## EXERCISE INSTRUCTIONS
Extract the complete listing and output it unchanged.

## WORKING DATA

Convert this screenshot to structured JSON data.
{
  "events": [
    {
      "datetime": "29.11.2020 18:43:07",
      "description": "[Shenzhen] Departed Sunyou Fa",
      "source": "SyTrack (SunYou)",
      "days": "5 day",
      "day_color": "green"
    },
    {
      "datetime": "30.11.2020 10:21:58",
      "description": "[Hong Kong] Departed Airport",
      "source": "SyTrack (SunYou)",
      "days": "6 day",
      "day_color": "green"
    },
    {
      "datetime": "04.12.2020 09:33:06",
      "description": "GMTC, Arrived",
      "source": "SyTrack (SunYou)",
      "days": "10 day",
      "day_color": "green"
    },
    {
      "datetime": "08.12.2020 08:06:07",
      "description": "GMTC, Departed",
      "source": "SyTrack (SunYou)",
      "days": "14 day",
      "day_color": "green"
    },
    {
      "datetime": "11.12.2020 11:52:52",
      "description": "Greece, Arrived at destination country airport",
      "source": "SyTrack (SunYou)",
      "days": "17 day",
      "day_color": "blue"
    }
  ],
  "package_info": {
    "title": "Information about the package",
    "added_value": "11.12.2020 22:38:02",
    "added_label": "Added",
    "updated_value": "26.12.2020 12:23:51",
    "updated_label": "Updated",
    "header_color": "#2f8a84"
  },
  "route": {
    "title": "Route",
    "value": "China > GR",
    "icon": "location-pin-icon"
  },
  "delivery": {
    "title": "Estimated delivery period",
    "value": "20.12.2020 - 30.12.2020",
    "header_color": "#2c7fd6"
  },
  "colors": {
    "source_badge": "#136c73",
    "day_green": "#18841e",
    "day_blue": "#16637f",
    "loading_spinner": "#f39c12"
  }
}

## COMPLETED TASK
Convert this screenshot to structured JSON data.
{
  "events": [
    {
      "datetime": "29.11.2020 18:43:07",
      "description": "[Shenzhen] Departed Sunyou Fa",
      "source": "SyTrack (SunYou)",
      "days": "5 day",
      "day_color": "green"
    },
    {
      "datetime": "30.11.2020 10:21:58",
      "description": "[Hong Kong] Departed Airport",
      "source": "SyTrack (SunYou)",
      "days": "6 day",
      "day_color": "green"
    },
    {
      "datetime": "04.12.2020 09:33:06",
      "description": "GMTC, Arrived",
      "source": "SyTrack (SunYou)",
      "days": "10 day",
      "day_color": "green"
    },
    {
      "datetime": "08.12.2020 08:06:07",
      "description": "GMTC, Departed",
      "source": "SyTrack (SunYou)",
      "days": "14 day",
      "day_color": "green"
    },
    {
      "datetime": "11.12.2020 11:52:52",
      "description": "Greece, Arrived at destination country airport",
      "source": "SyTrack (SunYou)",
      "days": "17 day",
      "day_color": "blue"
    }
  ],
  "package_info": {
    "title": "Information about the package",
    "added_value": "11.12.2020 22:38:02",
    "added_label": "Added",
    "updated_value": "26.12.2020 12:23:51",
    "updated_label": "Updated",
    "header_color": "#2f8a84"
  },
  "route": {
    "title": "Route",
    "value": "China > GR",
    "icon": "location-pin-icon"
  },
  "delivery": {
    "title": "Estimated delivery period",
    "value": "20.12.2020 - 30.12.2020",
    "header_color": "#2c7fd6"
  },
  "colors": {
    "source_badge": "#136c73",
    "day_green": "#18841e",
    "day_blue": "#16637f",
    "loading_spinner": "#f39c12"
  }
}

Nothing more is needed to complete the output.